Sir Gawain is a hero of an Anglo-Norman Romance, a Knight who represents all the qualities of the time. Their people had a strict moral system, called the code of chivalry; it was a set of idealized qualities, including but not limited to, religious faith, adherence to truth, bravery, honor, courage, loyalty, and gallantry towards women. The demands of character were high and unwavering, and Gawain struggled to meet them, “‘a good man like Gawain, so greatly regarded,/ the embodiment of courtliness to the bones of his being” (ll. 1297-1298). Beowulf is a very different type of character, from a very different time; he is an Anglo-Saxon Hero, and as such personifies qualities of similar, but different, nature. Similar to Gawain, Beowulf is “the man whose name was known from courage,” he is honorable, loyal to his King, he however is also, boastful, proud, and posses great strength (l. 340).
Beowulf is a world of glorious bloodshed, and confident boasts. When Beowulf kills Grendel’s mother, and returns with Grendel’s bloody head “his courage was proven, his glory secure” (ll. 1646). Beowulf lives in a society where one needed to prove themselves, when warriors had to go out searching for glory and gore, seeking to create a powerful reputation for themselves. These desires are what set Beowulf on his path to Heorot and began his epic journey. In Sir Gawain and the Green Knight, a similar importance is placed on deeds, however of a more moral kind, questions of ones honor and courteousness being the qualities sought after.

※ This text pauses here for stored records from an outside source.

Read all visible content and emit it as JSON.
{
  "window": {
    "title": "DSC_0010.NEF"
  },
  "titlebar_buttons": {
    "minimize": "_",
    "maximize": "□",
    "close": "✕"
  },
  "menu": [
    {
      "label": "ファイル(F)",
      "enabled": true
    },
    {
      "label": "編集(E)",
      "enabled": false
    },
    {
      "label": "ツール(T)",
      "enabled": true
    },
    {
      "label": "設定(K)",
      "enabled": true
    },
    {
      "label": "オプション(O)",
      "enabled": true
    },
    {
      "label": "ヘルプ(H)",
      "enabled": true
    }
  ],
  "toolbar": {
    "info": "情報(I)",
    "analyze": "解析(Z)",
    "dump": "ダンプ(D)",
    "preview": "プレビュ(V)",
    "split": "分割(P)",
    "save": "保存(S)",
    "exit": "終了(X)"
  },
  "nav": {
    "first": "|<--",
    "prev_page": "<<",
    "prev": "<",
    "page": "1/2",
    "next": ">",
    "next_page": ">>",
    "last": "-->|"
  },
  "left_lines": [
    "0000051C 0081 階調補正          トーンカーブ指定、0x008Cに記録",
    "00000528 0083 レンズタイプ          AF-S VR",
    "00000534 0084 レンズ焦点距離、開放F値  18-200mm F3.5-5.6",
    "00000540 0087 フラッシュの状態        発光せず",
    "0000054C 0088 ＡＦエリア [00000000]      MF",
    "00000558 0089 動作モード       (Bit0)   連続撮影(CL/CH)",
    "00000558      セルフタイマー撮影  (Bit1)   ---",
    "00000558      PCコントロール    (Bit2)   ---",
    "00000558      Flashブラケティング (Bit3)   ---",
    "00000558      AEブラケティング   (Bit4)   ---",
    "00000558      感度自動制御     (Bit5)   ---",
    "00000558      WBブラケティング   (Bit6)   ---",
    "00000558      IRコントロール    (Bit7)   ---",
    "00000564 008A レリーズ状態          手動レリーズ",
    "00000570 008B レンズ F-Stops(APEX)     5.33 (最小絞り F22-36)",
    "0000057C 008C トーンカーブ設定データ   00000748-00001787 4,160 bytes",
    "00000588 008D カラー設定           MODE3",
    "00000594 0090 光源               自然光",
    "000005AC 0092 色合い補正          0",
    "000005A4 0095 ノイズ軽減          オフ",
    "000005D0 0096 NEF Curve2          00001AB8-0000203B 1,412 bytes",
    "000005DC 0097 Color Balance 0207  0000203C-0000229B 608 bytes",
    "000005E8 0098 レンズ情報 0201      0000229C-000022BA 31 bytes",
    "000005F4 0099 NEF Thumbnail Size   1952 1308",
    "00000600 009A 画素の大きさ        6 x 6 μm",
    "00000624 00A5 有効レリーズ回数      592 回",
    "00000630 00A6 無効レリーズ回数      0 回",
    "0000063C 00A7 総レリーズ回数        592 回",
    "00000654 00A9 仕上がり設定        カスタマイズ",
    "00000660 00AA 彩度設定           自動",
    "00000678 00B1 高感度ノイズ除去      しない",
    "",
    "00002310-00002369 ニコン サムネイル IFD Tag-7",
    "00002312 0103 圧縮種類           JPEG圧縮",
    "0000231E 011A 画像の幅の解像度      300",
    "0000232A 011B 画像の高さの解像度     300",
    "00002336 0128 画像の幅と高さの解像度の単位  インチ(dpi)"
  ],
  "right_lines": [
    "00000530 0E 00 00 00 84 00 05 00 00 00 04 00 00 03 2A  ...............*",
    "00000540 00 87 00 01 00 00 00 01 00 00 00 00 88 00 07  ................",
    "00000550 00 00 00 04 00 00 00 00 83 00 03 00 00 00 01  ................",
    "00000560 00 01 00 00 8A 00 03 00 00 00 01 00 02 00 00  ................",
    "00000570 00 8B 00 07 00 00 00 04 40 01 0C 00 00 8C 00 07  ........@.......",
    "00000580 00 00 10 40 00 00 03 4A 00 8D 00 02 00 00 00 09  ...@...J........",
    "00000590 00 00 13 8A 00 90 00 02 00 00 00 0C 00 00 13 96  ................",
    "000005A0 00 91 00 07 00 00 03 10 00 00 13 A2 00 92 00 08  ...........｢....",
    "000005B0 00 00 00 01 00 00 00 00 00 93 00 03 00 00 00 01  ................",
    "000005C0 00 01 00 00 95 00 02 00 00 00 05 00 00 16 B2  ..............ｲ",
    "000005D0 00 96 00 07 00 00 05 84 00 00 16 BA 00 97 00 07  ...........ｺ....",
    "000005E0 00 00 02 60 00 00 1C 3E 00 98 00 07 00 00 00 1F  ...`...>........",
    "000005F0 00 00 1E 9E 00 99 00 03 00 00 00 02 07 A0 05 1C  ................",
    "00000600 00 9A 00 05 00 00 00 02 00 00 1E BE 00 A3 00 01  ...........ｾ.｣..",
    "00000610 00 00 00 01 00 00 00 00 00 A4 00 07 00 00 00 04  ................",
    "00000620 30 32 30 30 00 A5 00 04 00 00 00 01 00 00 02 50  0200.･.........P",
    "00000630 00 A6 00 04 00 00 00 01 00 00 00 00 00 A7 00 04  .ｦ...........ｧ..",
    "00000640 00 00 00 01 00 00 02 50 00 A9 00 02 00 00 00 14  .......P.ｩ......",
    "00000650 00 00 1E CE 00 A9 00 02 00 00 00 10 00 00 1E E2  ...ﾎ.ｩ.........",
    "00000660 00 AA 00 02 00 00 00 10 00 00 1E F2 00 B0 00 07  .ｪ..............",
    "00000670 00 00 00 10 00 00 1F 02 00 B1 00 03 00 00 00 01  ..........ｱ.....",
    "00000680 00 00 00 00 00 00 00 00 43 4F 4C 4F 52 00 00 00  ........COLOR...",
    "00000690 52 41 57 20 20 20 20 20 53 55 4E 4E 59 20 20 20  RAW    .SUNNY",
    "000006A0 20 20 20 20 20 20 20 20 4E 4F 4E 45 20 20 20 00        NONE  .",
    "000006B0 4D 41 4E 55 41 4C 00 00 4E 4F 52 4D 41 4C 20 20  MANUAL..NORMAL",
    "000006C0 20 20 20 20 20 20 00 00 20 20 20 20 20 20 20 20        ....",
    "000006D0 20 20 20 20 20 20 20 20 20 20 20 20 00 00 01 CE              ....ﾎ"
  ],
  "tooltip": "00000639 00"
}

The knights search for qualities shown in behavior and deeds, not the deeds themselves. The people finding value in “the most chivalrous and courteous knights” (l. 51).
In each tale the stories antagonist forces the character to confront different challenges and qualities about themselves. The Green Knight forces Gawain to struggle to embody all the qualities expected of a knight. For Gawain the conflict is one of identity, of facing the tests thrown at him and seeing if he can come out on the other side staying true to the Knight he is believed, and believes himself, to be. Gawain’s enemy is temptation, at every corner the Knight is tempting him with luxury, with beauty, ultimately, this struggle shows us how human Gawain truly is. In the end Gawain fails for fear of death.
Dread of deathblow and cowardly doubts
meant I gave into greed, and in doing so forgot
the freedom and fidelity every knight knows to follow.
And now I am found to be flawed and false,
through treachery and untruth I have totally failed.
Beowulf’s is a much more physical battle, his is a question of strength, honor, and ability. Beowulf’s struggle is to live up to all he has boasted to be, at no point do we wonder if Beowulf’s strength of character will falter, only the strength of his arm. He had respect and power in his culture because, “all knew of [his] awesome strength,” and he held great pride in it and his abilities (l.418). Beowulf faces increasingly more vicious and brutal foes, facing his own mortality as he ages, as his strength fades, his ability to live up to his boasts leaving with it.
Beowulf is a powerful warrior of great strength and deeds, while Gawain is a great Knight of strong moral character and courteousness. Each of these men are hero’s in their own right, each rising to face the challenge thrown at him and failing through his flaws. Beowulf fears no death and charges into battle needing to prove his worth over and over again. Beowulf’s pride leads him to his demise, leads his people to loose their leader and fall into chaos. Gawain’s fear of death prompts him to turn his back on the qualities he holds so dear, and it is his lack of faith in these standards of character that very nearly leads to his demise. These two characters in the end could have taken advice from the other. If Beowulf had been more humble like Gawain, if he had set aside his pride he most likely would not have fallen in battle against the dragon, and his people would not have faced the chaos and discontent his passing caused. Gawain could have remembered that somethings are important to hold true to, especially in the face of death, that at those times it is when a man needs to stay true to his word, his morals.
If you enjoyed this and are curious about the boast culture of the Anglo-Saxon’s read my literary analysis of Beowulf.
If you want to know a little more about the Code of Chivalry and how Gawain portrays it read my literary analysis of Sir Gawain and The Green Knight.
Heaney, Seamus, translator. Beowulf. Norton Anthology of English Literature. Vol. 1A. New York: W. W. Norton & Company, 2000. 3 vols.
Sir Gawain and The Green Knight. Norton Anthology of English Literature. Vol. 1A. New York: W. W. Norton & Company, 2000. 3 vols.